_Exercise objective_.
Output the data once more, exactly as given.

_Supplied data_.

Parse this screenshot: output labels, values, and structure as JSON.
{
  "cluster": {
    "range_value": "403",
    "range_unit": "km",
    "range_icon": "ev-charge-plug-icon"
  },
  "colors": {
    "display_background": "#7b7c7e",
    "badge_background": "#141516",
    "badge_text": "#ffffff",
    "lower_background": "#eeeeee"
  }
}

_Reply_.
Parse this screenshot: output labels, values, and structure as JSON.
{
  "cluster": {
    "range_value": "403",
    "range_unit": "km",
    "range_icon": "ev-charge-plug-icon"
  },
  "colors": {
    "display_background": "#7b7c7e",
    "badge_background": "#141516",
    "badge_text": "#ffffff",
    "lower_background": "#eeeeee"
  }
}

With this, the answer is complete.